Concrete sleepers are produced in two basic shapes, Monoblock (that run transversely and support both rails) and Twin Block (one block under each rail with a steel tie-bar between). Monoblocks may be pre-tensioned or post-tensioned while Twin Blocks are reinforced. Pre-tensioned monoblocks are widely used on railways in the UK, having first been introduced as a replacement for the traditional wooden sleepers in the 1940s.
Pre-tensioned sleepers are manufactured using the long line method, with between 25 and 75 moulds in the line. Originally all pre-tensioned sleepers were made with wire but strand is now more commonly used. Typically the concrete used has a final strength in the region of 70 N/mm2. The necessary fixings are cast into the sleepers for fixing the rails.
Post-tensioned sleepers are cast with a duct into which the post-tensioning tendon is inserted after demoulding. When the concrete has gained sufficient strength, the unit is stressed, the tendon anchored and the duct grouted. This form of construction is more expensive than using long line pre-tensioning, but is suitable for small volume production.

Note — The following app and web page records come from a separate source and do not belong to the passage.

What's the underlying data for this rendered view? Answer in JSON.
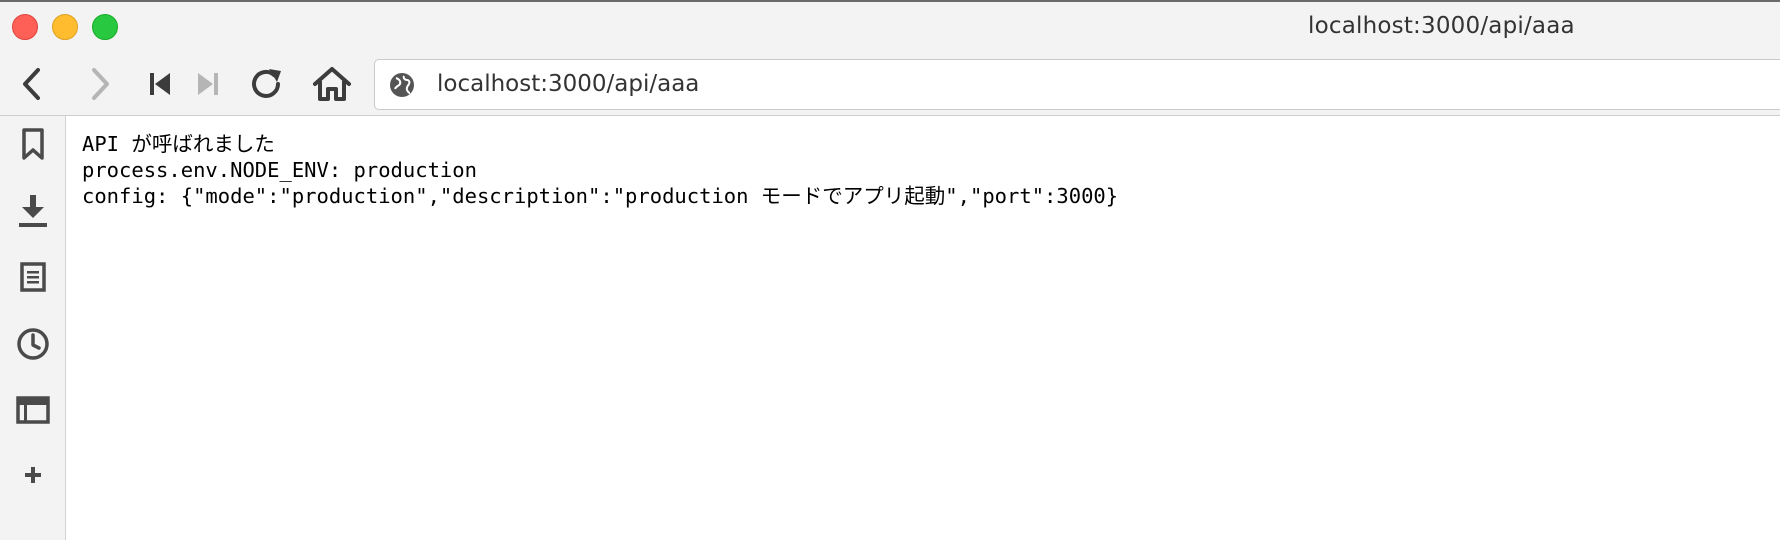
{
  "window": {
    "title": "localhost:3000/api/aaa"
  },
  "toolbar": {
    "buttons": [
      {
        "name": "back",
        "icon": "chevron-left-icon",
        "enabled": true
      },
      {
        "name": "forward",
        "icon": "chevron-right-icon",
        "enabled": false
      },
      {
        "name": "first",
        "icon": "skip-back-icon",
        "enabled": true
      },
      {
        "name": "last",
        "icon": "skip-forward-icon",
        "enabled": false
      },
      {
        "name": "reload",
        "icon": "reload-icon",
        "enabled": true
      },
      {
        "name": "home",
        "icon": "home-icon",
        "enabled": true
      }
    ],
    "url": "localhost:3000/api/aaa",
    "url_icon": "globe-icon"
  },
  "sidebar": {
    "items": [
      {
        "name": "bookmarks",
        "icon": "bookmark-icon"
      },
      {
        "name": "downloads",
        "icon": "download-icon"
      },
      {
        "name": "notes",
        "icon": "notes-icon"
      },
      {
        "name": "history",
        "icon": "clock-icon"
      },
      {
        "name": "window",
        "icon": "window-icon"
      },
      {
        "name": "add",
        "icon": "plus-icon",
        "label": "+"
      }
    ]
  },
  "content": {
    "lines": [
      "API が呼ばれました",
      "process.env.NODE_ENV: production",
      "config: {\"mode\":\"production\",\"description\":\"production モードでアプリ起動\",\"port\":3000}"
    ]
  },
  "colors": {
    "close": "#fe5f57",
    "minimize": "#febc2e",
    "maximize": "#28c840",
    "chrome": "#f3f3f3",
    "icon": "#4a4a4a",
    "icon_disabled": "#b5b5b5"
  }
}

Twin block sleepers consist of two blocks of reinforced concrete to support the rail and containing the fastening system, held to the correct gauge by a steel cross bar. They are generally made with a dry low workability concrete.